*Problem to solve*: Copy out every line of the listing in which "Significant" appears.

*Dataset*:
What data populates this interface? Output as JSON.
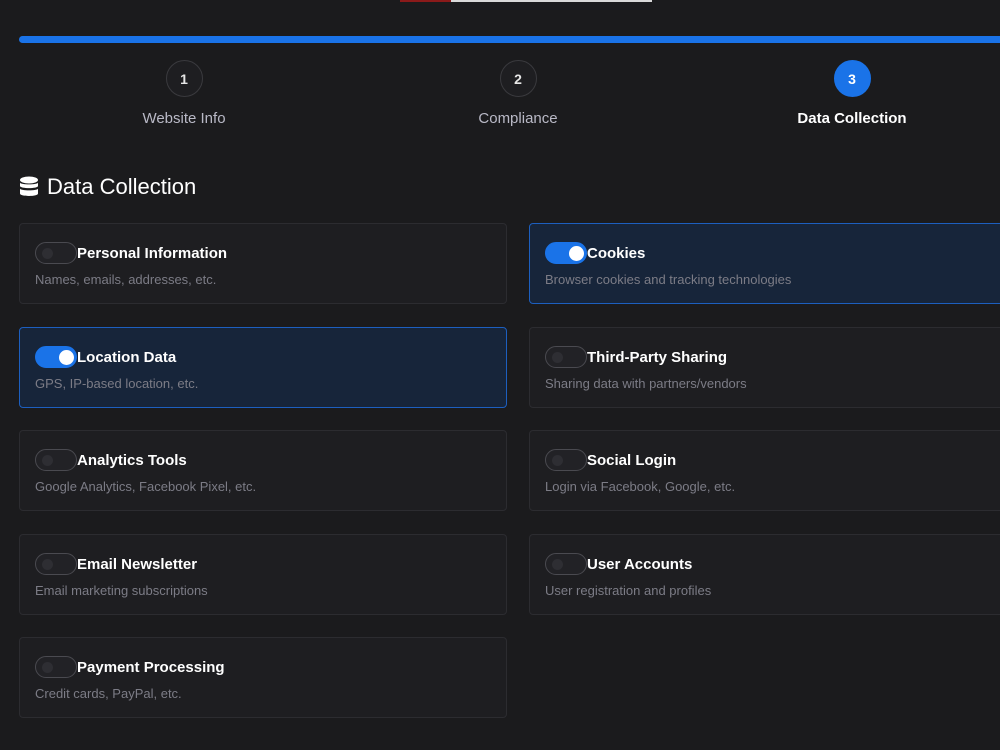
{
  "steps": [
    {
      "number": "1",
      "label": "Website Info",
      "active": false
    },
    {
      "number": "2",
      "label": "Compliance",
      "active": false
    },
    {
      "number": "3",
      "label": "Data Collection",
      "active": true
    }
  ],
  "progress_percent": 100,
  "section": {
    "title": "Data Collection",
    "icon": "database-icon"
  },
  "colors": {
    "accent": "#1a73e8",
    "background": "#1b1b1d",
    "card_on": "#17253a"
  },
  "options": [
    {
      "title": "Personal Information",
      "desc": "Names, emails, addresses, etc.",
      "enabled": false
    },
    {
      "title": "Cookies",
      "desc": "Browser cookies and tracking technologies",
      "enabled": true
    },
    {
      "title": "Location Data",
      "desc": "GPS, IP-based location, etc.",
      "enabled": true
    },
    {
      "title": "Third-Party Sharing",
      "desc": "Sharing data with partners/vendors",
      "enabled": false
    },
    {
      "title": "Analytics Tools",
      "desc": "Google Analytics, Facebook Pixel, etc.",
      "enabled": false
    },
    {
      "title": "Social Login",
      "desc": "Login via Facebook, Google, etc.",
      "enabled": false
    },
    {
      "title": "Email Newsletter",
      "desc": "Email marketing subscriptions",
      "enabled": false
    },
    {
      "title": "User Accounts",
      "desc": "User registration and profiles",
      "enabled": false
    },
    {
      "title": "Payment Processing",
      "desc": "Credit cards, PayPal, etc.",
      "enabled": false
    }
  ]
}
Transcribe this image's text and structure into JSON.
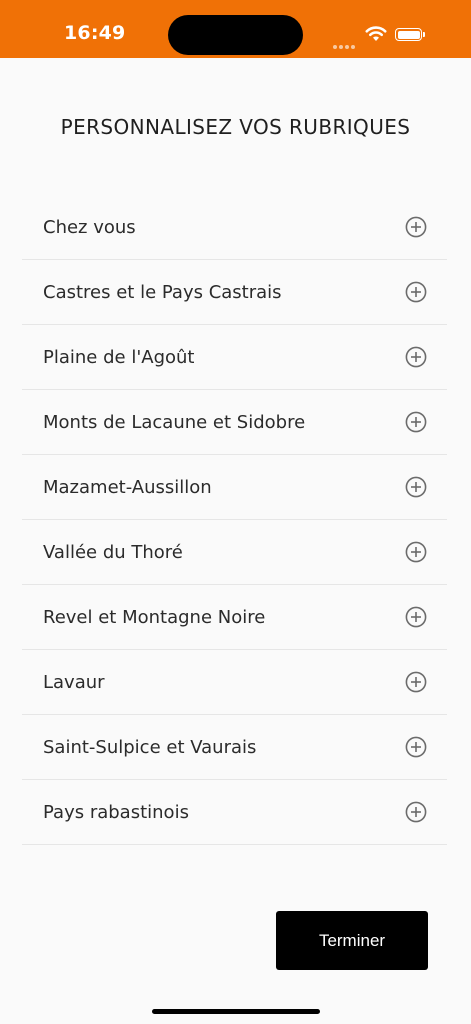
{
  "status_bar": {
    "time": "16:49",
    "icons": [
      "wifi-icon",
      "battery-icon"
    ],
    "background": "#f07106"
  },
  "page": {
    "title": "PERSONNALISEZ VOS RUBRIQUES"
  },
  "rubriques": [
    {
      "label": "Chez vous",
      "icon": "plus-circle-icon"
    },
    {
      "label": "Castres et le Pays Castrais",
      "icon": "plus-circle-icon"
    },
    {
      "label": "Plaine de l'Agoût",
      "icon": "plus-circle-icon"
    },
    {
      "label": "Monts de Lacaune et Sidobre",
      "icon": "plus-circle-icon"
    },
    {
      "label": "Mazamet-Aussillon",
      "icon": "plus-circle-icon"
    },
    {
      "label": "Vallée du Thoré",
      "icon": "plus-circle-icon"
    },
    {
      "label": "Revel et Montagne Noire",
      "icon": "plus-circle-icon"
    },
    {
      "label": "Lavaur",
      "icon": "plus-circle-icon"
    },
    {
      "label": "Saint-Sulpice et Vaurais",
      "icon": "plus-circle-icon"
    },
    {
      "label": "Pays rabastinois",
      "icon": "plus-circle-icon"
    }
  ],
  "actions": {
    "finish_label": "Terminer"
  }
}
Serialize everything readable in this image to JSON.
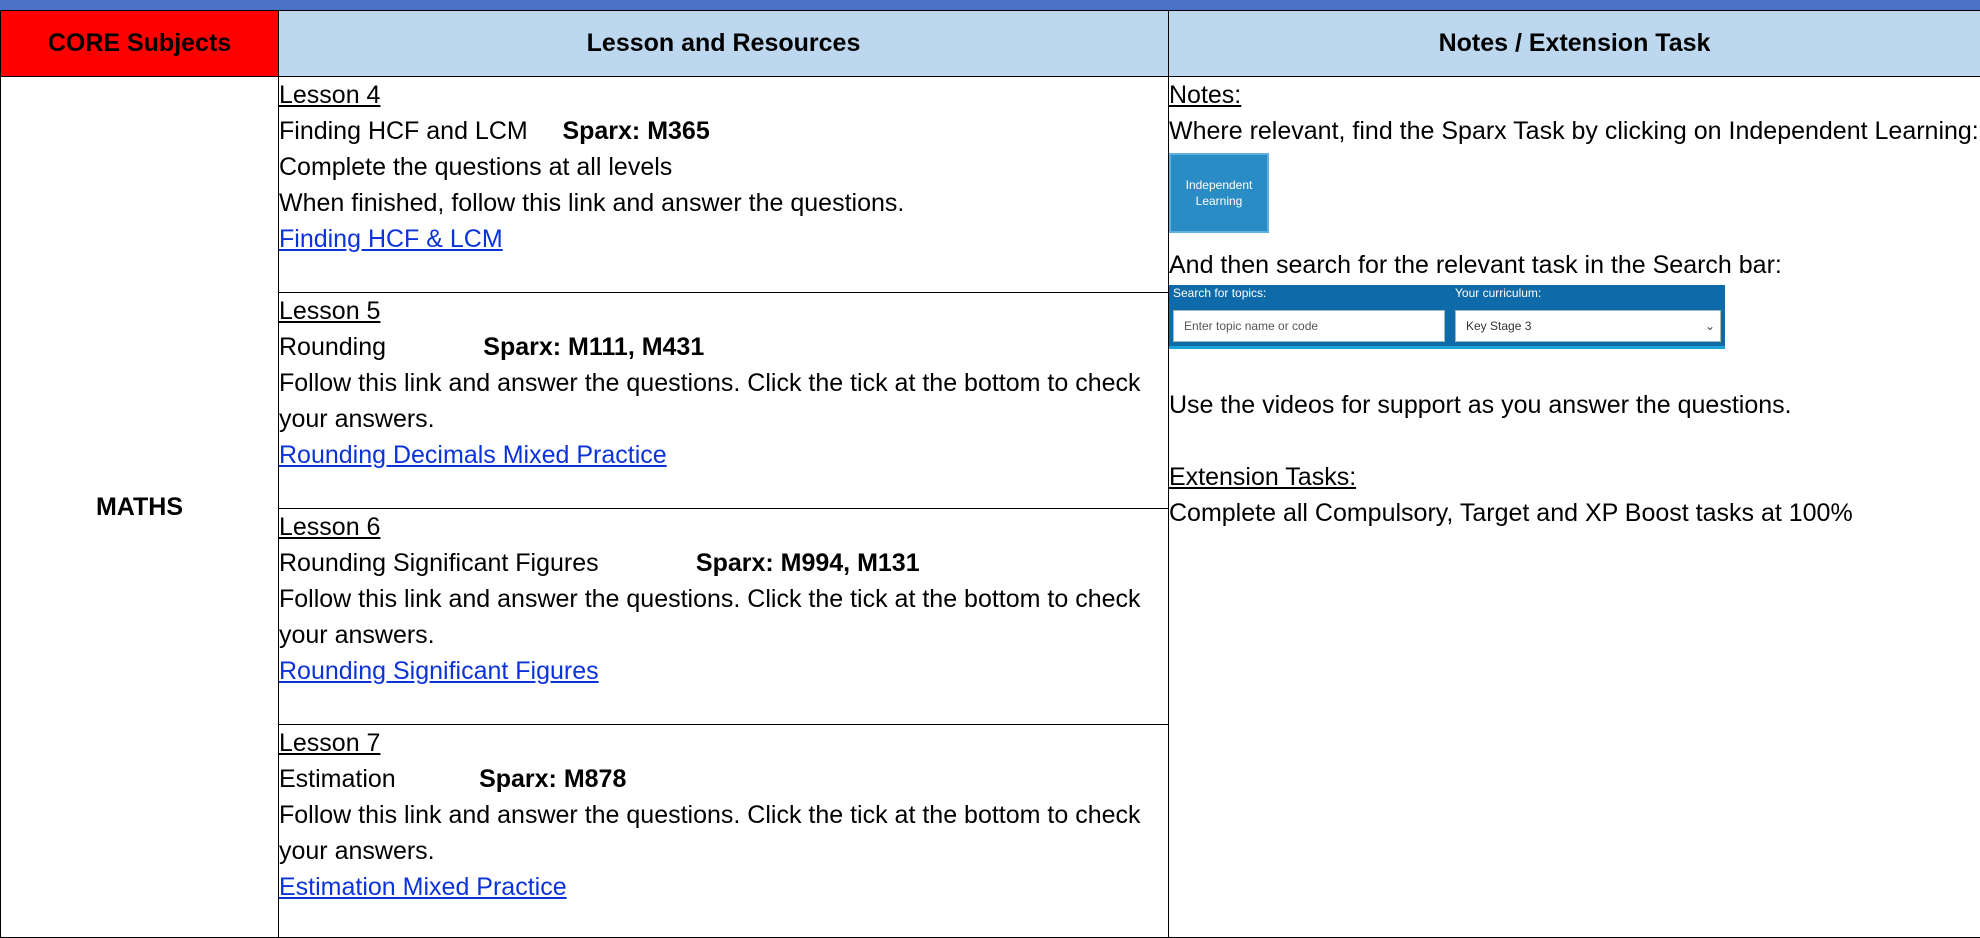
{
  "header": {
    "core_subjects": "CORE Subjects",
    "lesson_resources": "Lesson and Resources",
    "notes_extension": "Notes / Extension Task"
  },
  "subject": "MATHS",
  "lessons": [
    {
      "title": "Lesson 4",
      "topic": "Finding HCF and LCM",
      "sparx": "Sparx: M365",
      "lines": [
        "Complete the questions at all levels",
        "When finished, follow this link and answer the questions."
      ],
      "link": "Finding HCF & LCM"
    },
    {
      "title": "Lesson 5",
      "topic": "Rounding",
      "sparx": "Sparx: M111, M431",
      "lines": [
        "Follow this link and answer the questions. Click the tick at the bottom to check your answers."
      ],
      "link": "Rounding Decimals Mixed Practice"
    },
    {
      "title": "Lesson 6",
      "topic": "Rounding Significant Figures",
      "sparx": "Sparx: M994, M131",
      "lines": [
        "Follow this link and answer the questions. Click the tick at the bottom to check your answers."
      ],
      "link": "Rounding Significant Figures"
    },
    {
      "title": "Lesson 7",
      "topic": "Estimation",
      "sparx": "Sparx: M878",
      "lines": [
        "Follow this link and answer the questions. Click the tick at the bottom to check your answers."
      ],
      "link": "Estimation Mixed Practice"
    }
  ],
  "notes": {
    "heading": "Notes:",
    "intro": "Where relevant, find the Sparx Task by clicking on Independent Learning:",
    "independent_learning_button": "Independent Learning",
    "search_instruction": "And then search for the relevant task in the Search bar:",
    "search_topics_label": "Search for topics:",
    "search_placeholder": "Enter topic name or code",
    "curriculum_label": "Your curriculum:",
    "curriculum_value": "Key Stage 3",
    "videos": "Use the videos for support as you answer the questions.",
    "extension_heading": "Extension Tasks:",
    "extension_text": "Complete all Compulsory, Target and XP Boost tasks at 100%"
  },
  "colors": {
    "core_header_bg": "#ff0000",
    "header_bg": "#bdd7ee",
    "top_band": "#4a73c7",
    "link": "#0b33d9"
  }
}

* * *

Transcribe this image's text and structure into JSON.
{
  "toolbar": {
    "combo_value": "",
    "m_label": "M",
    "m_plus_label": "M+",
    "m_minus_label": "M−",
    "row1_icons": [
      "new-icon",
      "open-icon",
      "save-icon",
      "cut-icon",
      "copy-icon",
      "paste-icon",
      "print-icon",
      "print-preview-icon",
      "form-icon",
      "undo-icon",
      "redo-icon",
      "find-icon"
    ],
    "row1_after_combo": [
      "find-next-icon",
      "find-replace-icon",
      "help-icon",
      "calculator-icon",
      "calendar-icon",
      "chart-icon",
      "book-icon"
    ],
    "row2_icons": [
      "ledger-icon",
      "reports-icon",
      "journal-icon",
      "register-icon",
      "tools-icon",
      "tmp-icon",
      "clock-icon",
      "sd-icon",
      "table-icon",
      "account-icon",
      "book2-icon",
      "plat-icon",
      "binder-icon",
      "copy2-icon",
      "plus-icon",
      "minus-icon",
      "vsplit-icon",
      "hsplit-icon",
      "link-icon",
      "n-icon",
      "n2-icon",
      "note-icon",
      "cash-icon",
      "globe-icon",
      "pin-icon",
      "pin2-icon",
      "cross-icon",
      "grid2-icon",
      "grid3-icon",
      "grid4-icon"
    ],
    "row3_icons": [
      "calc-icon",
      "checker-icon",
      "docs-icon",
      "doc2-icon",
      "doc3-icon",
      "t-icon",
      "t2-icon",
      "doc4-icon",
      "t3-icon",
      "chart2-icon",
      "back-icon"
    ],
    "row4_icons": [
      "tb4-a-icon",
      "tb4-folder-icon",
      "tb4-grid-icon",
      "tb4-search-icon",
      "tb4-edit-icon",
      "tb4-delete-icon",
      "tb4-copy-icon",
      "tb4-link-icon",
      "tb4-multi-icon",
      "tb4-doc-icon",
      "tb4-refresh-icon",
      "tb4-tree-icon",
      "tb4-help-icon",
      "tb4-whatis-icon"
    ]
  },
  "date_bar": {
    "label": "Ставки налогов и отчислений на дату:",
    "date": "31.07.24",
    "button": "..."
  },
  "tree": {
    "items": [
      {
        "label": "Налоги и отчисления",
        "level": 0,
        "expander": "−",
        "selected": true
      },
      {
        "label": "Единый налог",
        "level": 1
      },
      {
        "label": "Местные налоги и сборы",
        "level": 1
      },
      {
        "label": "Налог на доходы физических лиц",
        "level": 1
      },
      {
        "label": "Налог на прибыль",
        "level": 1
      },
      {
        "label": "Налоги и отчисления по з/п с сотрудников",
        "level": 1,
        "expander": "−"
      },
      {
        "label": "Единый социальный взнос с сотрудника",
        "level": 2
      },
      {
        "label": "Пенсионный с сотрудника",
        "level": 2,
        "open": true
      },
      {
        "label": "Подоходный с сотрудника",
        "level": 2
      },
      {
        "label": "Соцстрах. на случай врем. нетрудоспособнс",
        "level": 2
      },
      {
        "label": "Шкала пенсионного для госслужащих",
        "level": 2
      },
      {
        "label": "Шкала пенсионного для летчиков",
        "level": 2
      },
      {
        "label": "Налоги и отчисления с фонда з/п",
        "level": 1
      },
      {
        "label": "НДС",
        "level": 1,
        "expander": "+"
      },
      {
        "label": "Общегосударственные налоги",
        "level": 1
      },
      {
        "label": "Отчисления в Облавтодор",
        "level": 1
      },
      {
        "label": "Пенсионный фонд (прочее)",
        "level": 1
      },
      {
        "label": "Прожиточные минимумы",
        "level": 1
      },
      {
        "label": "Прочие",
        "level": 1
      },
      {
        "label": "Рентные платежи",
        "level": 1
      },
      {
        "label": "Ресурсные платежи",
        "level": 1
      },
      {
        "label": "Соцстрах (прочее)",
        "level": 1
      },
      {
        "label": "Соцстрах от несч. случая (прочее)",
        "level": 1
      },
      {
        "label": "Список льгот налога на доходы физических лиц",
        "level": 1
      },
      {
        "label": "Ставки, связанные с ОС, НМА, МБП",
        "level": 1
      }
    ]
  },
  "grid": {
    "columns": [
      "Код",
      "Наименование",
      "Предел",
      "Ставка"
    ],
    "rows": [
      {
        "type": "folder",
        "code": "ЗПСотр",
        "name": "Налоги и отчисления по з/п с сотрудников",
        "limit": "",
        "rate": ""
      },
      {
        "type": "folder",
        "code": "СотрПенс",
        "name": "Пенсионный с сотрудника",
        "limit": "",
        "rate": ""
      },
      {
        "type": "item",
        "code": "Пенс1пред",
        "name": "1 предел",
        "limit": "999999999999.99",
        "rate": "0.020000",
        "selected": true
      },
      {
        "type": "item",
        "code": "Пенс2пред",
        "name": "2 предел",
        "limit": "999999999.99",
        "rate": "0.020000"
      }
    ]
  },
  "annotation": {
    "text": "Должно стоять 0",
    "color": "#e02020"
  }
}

*Solution to the exercise*:
      "topic": "Rounding Significant Figures",
      "link": "Rounding Significant Figures"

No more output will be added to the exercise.